- An antitrust lawsuit filed against Waste Management (WM) over its franchise agreement in Reno, NV was dismissed last week by Judge Patrick Flanagan of the state's Second Judicial Court, as reported by This is Reno.
- The case was filed in March 2015 by local haulers Nevada Recycling & Salvage and Rubbish Runners. They alleged that WM conspired to create a monopoly by negotiating the purchase of Castaway Trash Hauling prior to a 2012 franchise agreement in which both companies were awarded zones.
- Previous efforts to sue WM over its Reno franchise agreement have been unsuccessful and this one fared the same. "This court can find no evidence to support that characterization," Judge Flanagan said of the allegations.

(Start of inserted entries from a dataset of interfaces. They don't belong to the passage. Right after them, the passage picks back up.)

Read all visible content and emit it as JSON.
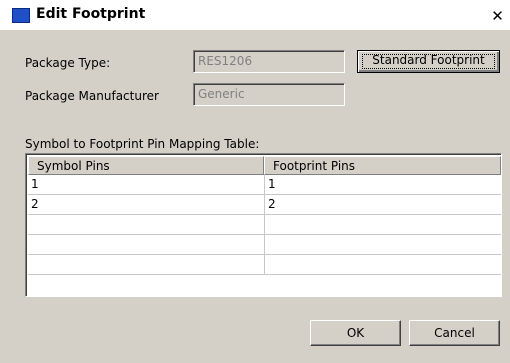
{
  "window": {
    "title": "Edit Footprint",
    "close_glyph": "✕"
  },
  "form": {
    "package_type_label": "Package Type:",
    "package_type_value": "RES1206",
    "package_manufacturer_label": "Package Manufacturer",
    "package_manufacturer_value": "Generic",
    "standard_footprint_label": "Standard Footprint"
  },
  "mapping": {
    "section_label": "Symbol to Footprint Pin Mapping Table:",
    "columns": [
      "Symbol Pins",
      "Footprint Pins"
    ],
    "rows": [
      [
        "1",
        "1"
      ],
      [
        "2",
        "2"
      ],
      [
        "",
        ""
      ],
      [
        "",
        ""
      ],
      [
        "",
        ""
      ]
    ]
  },
  "buttons": {
    "ok_label": "OK",
    "cancel_label": "Cancel"
  },
  "icons": {
    "title_icon": "window-icon",
    "close_icon": "close-icon"
  }
}
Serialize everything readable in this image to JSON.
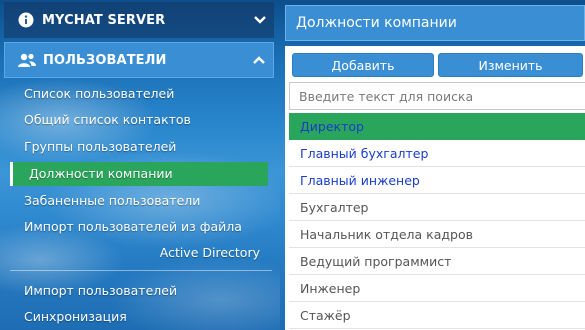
{
  "sidebar": {
    "server_section": {
      "title": "MYCHAT SERVER",
      "icon": "info-icon",
      "chevron": "chevron-down-icon"
    },
    "users_section": {
      "title": "ПОЛЬЗОВАТЕЛИ",
      "icon": "users-icon",
      "chevron": "chevron-up-icon"
    },
    "items": [
      {
        "label": "Список пользователей"
      },
      {
        "label": "Общий список контактов"
      },
      {
        "label": "Группы пользователей"
      },
      {
        "label": "Должности компании",
        "active": true
      },
      {
        "label": "Забаненные пользователи"
      },
      {
        "label": "Импорт пользователей из файла"
      }
    ],
    "ad_heading": "Active Directory",
    "ad_items": [
      {
        "label": "Импорт пользователей"
      },
      {
        "label": "Синхронизация"
      }
    ]
  },
  "panel": {
    "title": "Должности компании",
    "buttons": {
      "add": "Добавить",
      "edit": "Изменить"
    },
    "search": {
      "placeholder": "Введите текст для поиска",
      "value": ""
    },
    "positions": [
      {
        "name": "Директор",
        "state": "selected"
      },
      {
        "name": "Главный бухгалтер",
        "state": "blue"
      },
      {
        "name": "Главный инженер",
        "state": "blue"
      },
      {
        "name": "Бухгалтер",
        "state": "gray"
      },
      {
        "name": "Начальник отдела кадров",
        "state": "gray"
      },
      {
        "name": "Ведущий программист",
        "state": "gray"
      },
      {
        "name": "Инженер",
        "state": "gray"
      },
      {
        "name": "Стажёр",
        "state": "gray"
      }
    ]
  },
  "colors": {
    "accent_blue": "#3a8fd4",
    "active_green": "#2aa65c",
    "link_blue": "#1a3cc9"
  }
}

Under the 2012 franchise agreement WM has exclusive rights to collect a large portion of Reno's waste through three subsidiary companies: Reno Disposal, Castaway Trash Hauling and Refuse, Inc. While some city officials have said they were unaware of WM's negotiations with Castaway prior to the franchise agreement being finalized, multiple reviews have found no issue. An outside law firm hired by the city backed up WM's position in May.
In July, WM told Waste Dive that multiple lawsuits against the company by the same plaintiffs had been dismissed in the past. Mark Simons, a lawyer for WM, reportedly characterized the dispute as a case of "I want something someone else has, and I'll say and do anything to get it" in the courtroom last week.
These types of questions around antitrust issues are likely to come up again as a wave of mergers and acquisitions continues throughout the waste industry. As cited by American Recycler, the Department of Justice required WM to divest select routes last year when it acquired Deffenbaugh Industries. A lawyer quoted by the publication recommends performing antitrust risk assessments early in the process, among other points of advice, for any companies looking at a potential deal.